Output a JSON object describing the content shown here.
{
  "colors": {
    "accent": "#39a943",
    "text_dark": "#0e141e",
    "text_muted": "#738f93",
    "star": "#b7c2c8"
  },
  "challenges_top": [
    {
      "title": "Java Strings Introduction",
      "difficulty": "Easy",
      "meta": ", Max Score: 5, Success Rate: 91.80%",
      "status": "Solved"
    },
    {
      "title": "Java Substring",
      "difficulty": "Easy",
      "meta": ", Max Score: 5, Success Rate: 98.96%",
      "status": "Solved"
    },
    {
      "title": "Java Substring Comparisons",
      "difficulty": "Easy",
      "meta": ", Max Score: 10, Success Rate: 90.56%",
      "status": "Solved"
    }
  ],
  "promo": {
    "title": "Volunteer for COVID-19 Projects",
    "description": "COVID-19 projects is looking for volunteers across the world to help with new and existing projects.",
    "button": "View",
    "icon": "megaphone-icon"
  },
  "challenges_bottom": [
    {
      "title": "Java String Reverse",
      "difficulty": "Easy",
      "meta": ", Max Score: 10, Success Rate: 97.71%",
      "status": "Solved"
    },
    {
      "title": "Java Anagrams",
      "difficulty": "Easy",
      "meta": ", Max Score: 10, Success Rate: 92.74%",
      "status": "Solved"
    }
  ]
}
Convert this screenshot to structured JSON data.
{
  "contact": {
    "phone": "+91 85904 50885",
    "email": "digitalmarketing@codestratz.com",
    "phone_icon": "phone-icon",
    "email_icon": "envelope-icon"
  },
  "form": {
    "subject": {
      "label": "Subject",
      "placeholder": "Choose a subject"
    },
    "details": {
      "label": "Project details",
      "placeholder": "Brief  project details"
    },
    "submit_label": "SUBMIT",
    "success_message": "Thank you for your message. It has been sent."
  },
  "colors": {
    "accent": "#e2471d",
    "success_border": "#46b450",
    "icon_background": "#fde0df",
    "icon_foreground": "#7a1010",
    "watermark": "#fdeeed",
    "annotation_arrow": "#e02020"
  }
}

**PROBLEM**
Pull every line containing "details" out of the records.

**ANSWER BELOW**
    "details": {
      "label": "Project details",
      "placeholder": "Brief  project details"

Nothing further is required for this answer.